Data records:
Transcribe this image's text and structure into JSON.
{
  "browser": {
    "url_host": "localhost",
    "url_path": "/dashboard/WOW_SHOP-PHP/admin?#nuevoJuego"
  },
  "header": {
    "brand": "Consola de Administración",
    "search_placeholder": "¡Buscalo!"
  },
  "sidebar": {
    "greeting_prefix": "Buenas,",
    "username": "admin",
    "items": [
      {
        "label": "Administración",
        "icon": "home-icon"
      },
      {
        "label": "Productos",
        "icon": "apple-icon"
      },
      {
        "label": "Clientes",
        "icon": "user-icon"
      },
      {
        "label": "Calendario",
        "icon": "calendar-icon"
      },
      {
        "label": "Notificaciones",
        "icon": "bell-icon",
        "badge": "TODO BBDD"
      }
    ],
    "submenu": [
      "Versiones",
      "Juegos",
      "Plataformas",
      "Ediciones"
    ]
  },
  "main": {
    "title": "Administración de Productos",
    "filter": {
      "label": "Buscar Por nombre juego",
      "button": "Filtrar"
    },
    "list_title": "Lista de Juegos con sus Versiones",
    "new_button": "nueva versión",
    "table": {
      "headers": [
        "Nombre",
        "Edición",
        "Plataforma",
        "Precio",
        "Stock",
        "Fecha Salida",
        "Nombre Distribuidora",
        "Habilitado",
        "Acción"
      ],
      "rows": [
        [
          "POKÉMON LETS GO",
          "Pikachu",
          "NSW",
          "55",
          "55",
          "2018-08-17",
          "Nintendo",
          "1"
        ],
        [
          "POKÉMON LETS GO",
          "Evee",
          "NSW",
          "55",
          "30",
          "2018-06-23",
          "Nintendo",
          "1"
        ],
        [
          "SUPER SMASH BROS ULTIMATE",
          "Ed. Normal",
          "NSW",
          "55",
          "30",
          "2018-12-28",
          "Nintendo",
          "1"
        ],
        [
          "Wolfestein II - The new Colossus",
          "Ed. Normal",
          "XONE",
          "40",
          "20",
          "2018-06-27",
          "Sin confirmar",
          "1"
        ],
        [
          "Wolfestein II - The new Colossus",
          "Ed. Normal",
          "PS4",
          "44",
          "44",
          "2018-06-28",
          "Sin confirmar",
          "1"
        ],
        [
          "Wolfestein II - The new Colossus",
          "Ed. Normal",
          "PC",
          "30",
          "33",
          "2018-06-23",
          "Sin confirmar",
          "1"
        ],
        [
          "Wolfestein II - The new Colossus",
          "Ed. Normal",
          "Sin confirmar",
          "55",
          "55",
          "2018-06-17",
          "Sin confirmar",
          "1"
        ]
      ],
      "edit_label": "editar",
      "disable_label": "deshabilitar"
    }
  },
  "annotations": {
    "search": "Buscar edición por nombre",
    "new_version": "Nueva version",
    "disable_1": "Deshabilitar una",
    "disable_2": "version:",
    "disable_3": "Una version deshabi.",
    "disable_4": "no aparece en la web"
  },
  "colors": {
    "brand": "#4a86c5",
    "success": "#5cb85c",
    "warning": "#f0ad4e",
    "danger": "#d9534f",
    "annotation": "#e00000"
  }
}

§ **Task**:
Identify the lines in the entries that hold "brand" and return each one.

§ **Your solution**:
    "brand": "Consola de Administración",
    "brand": "#4a86c5",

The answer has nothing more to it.